Best Lawblog Contest for 2017 now being conducted by The Legal Institute

From now until
September 15th, 2017, Lawblog fans can nominate their favorite blogs and bloggers for inclusion in the voting round of 2017. As in previous years, the nomination process is competitive, meaning the more nominations a blog receives, the more likely it is to be included in the public voting stage of the contest.

To access the link to the nomination form, click on:

https://www.theexpertinstitute.com/blog-contest/?utm_source=email&utm_medium=email&utm_content=CTA&utm_campaign=blog-contest-8.14.2017-general

Monday, April 18, 2011

Early intervention counseling

Early intervention counseling
Tatum v Horn, 37 AD3d 285

Wayne Tatum appealed his dismissal from his position as a New York City correction office after being found guilty of a number of allegations of misconduct.

The Appellate Division ruled that the New York City Department of Correction presented ample evidence at Tatum’s disciplinary hearing proving allegations that he had violated numerous departmental rules.

Tatum had been charged with being AWOL on multiple occasions, failing to sign-out of the correctional facility to which he was assigned, failing to contact his superiors when required, and insubordination by failing to obey a supervisor’s order. 

In response to Tatum’s argument that the Department had not sent him to an “early intervention counseling program”, the court said that “Correction was not obliged to send him to its early intervention counseling program, a program that is discretionary, not mandatory.” In addition, the Appellate Division commented that “the value of such counseling would have been questionable in light of [Tatum’s] long disciplinary history."

In a similar case, Carroll v Perkle, 296 AD2d 755,  Leave to appeal denied 98 NY2d 764, one of the issues considered by the court concerned “intervention counseling programs.” 

The Appellate Division ruled that Carroll had been denied administrative due process because the Education Law Section 3020-a Hearing Panel failed to consider “mitigating circumstances” in determining the penalty. 

The Appellate Division said that the Hearing Panel failed to honor Carroll’s request that the Board of Education’s “lack of effort to correct his behavior,” be considered by the panel in determining the appropriate penalty to be imposed. §3020-a(4) of the Education Law provides that “At the request of the employee, in determining what, if any, penalty or other action shall be imposed, the hearing officer shall consider the extent to which the employing board made efforts towards correcting the behavior of the employee which resulted in charges being brought under this section through means including, but not limited to, remediation, peer intervention or an employee assistance plan.”

The decision is posted on the Internet at: 
.

Handbooks focusing on State and Municipal Public Personnel Law continue to be available for purchase via the links provided below:

The Discipline Book at http://thedisciplinebook.blogspot.com/

A Reasonable Penalty Under The Circumstances at http://nypplarchives.blogspot.com

The Disability Benefits E-book: at http://section207.blogspot.com/

Layoff, Preferred Lists at http://nylayoff.blogspot.com/

Caution:

Subsequent court and administrative rulings, or changes to laws, rules and regulations may have modified or clarified or vacated or reversed the decisions summarized here.
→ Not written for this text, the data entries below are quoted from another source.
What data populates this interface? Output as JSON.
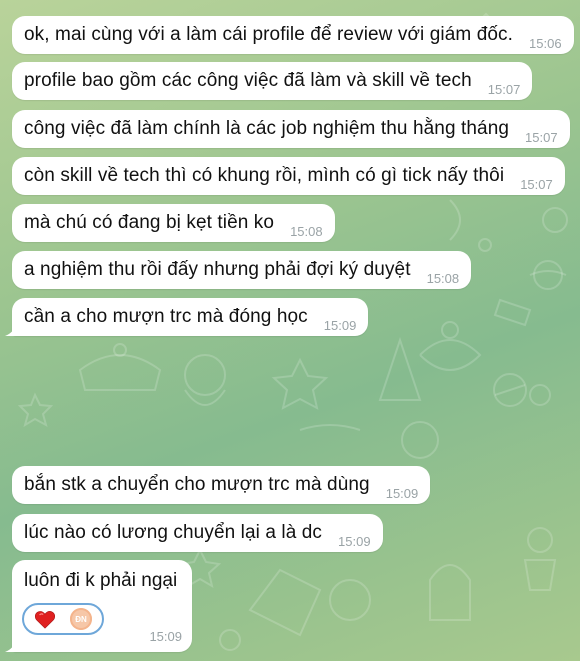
{
  "messages": [
    {
      "text": "ok, mai cùng với a làm cái profile để review với giám đốc.",
      "time": "15:06"
    },
    {
      "text": "profile bao gồm các công việc đã làm và skill về tech",
      "time": "15:07"
    },
    {
      "text": "công việc đã làm chính là các job nghiệm thu hằng tháng",
      "time": "15:07"
    },
    {
      "text": "còn skill về tech thì có khung rồi, mình có gì tick nấy thôi",
      "time": "15:07"
    },
    {
      "text": "mà chú có đang bị kẹt tiền ko",
      "time": "15:08"
    },
    {
      "text": "a nghiệm thu rồi đấy nhưng phải đợi ký duyệt",
      "time": "15:08"
    },
    {
      "text": "cần a cho mượn trc mà đóng học",
      "time": "15:09"
    },
    {
      "text": "bắn stk a chuyển cho mượn trc mà dùng",
      "time": "15:09"
    },
    {
      "text": "lúc nào có lương chuyển lại a là dc",
      "time": "15:09"
    },
    {
      "text": "luôn đi k phải ngại",
      "time": "15:09"
    }
  ],
  "reaction": {
    "emoji_icon": "red-heart-icon",
    "avatar_initials": "ĐN"
  },
  "colors": {
    "bubble": "#ffffff",
    "time": "#9aa3a6",
    "reaction_border": "#6ea7d9",
    "heart": "#e02020"
  }
}
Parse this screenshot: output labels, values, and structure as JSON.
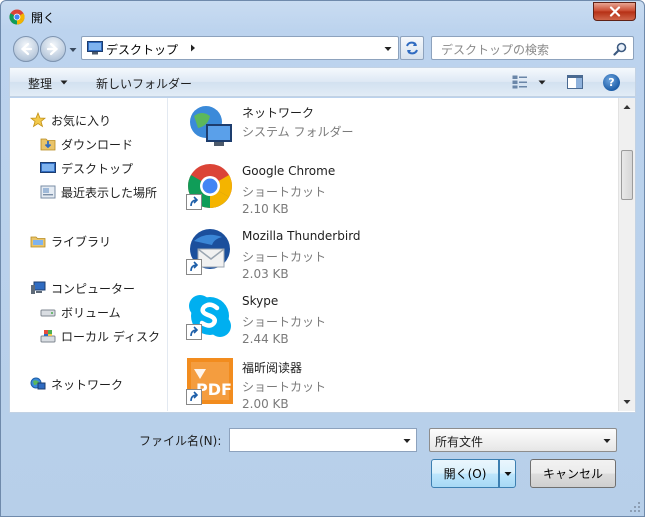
{
  "window": {
    "title": "開く",
    "icon": "chrome-icon"
  },
  "address_bar": {
    "location": "デスクトップ"
  },
  "search": {
    "placeholder": "デスクトップの検索"
  },
  "toolbar": {
    "organize_label": "整理",
    "new_folder_label": "新しいフォルダー"
  },
  "sidebar": {
    "favorites": {
      "label": "お気に入り",
      "items": [
        {
          "label": "ダウンロード",
          "icon": "download-folder-icon"
        },
        {
          "label": "デスクトップ",
          "icon": "desktop-icon"
        },
        {
          "label": "最近表示した場所",
          "icon": "recent-places-icon"
        }
      ]
    },
    "libraries": {
      "label": "ライブラリ"
    },
    "computer": {
      "label": "コンピューター",
      "items": [
        {
          "label": "ボリューム",
          "icon": "drive-icon"
        },
        {
          "label": "ローカル ディスク",
          "icon": "local-disk-icon"
        }
      ]
    },
    "network": {
      "label": "ネットワーク"
    }
  },
  "files": [
    {
      "name": "ネットワーク",
      "type": "システム フォルダー",
      "size": "",
      "icon": "network-globe-icon"
    },
    {
      "name": "Google Chrome",
      "type": "ショートカット",
      "size": "2.10 KB",
      "icon": "chrome-icon"
    },
    {
      "name": "Mozilla Thunderbird",
      "type": "ショートカット",
      "size": "2.03 KB",
      "icon": "thunderbird-icon"
    },
    {
      "name": "Skype",
      "type": "ショートカット",
      "size": "2.44 KB",
      "icon": "skype-icon"
    },
    {
      "name": "福昕阅读器",
      "type": "ショートカット",
      "size": "2.00 KB",
      "icon": "foxit-pdf-icon"
    }
  ],
  "bottom": {
    "filename_label": "ファイル名(N):",
    "filename_value": "",
    "filter_value": "所有文件",
    "open_label": "開く(O)",
    "cancel_label": "キャンセル"
  },
  "colors": {
    "titlebar": "#bcd3ee",
    "close": "#c7442a",
    "open_button": "#bee6fd",
    "accent": "#3c7fb1"
  }
}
Accordingly, these summaries should be Shepardized® or otherwise checked to make certain that the most recent information is being considered by the reader.

THE MATERIAL ON THIS WEBSITE IS FOR INFORMATION ONLY. CHANGES IN LAWS, RULES, REGULATIONS AND NEW COURT AND ADMINISTRATIVE DECISIONS MAY AFFECT THE ACCURACY OF THE INFORMATION PROVIDED IN THIS LAWBLOG. THE MATERIAL PRESENTED IS NOT LEGAL ADVICE AND THE USE OF ANY MATERIAL POSTED ON THIS WEBSITE DOES NOT CREATE AN ATTORNEY-CLIENT RELATIONSHIP.
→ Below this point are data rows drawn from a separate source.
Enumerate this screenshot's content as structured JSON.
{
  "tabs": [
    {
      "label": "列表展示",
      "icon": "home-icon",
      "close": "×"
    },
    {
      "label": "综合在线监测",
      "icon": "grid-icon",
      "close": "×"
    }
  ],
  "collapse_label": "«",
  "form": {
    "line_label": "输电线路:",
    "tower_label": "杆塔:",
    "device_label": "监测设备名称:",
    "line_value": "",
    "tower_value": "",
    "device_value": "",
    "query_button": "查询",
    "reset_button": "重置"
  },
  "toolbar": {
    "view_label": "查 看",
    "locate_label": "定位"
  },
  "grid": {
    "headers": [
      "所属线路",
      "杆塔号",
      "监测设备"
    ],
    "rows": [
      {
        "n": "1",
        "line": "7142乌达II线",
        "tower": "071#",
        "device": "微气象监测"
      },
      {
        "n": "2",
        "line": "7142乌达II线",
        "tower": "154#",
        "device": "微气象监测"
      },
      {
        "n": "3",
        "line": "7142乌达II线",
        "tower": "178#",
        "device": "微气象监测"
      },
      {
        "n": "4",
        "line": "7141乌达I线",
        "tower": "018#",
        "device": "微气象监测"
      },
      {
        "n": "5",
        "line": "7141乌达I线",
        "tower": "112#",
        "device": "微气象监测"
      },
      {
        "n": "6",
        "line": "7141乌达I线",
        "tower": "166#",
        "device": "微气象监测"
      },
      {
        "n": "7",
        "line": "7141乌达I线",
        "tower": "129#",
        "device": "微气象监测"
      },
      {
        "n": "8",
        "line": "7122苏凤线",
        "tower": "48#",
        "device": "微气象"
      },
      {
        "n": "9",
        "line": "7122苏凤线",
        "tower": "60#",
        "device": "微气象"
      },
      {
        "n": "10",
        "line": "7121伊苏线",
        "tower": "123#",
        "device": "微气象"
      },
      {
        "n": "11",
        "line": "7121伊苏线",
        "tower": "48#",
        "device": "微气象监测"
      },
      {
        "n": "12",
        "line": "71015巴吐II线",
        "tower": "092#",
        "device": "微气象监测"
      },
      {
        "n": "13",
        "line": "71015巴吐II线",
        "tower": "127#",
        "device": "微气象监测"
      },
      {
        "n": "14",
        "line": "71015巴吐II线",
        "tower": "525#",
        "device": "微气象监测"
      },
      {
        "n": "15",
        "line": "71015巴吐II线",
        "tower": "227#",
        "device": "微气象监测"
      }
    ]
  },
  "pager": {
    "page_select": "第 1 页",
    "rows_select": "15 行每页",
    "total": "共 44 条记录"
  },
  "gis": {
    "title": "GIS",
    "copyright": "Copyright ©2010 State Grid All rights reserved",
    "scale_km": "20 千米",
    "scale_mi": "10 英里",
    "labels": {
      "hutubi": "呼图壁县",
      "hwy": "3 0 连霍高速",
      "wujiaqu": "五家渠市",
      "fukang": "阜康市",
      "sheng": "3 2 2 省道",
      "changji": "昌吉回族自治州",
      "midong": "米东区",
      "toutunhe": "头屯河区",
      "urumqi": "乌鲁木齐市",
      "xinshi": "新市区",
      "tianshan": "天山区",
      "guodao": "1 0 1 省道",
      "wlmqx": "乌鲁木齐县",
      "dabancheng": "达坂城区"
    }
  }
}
Consistent with the Declaration of Principles jointly adopted by a Committee of the American Bar Association and a Committee of Publishers and Associations, the material in this blog is presented with the understanding that the publisher is not providing legal advice to the reader and in the event legal or other expert assistance is needed, the reader should seek such advice from a competent professional.

Items published in NYPPL may not be used for commercial purposes without prior written permission to copy and distribute such material. Send your request via e-mail to publications@nycap.rr.com

Copyright© 1987 - 2017 by the Public Employment Law Press.



___________________



N.B. From time to time a political ad or endorsement may appear in the sidebar of this Blog. NYPPL does not have any control over such posting.

_____________________

.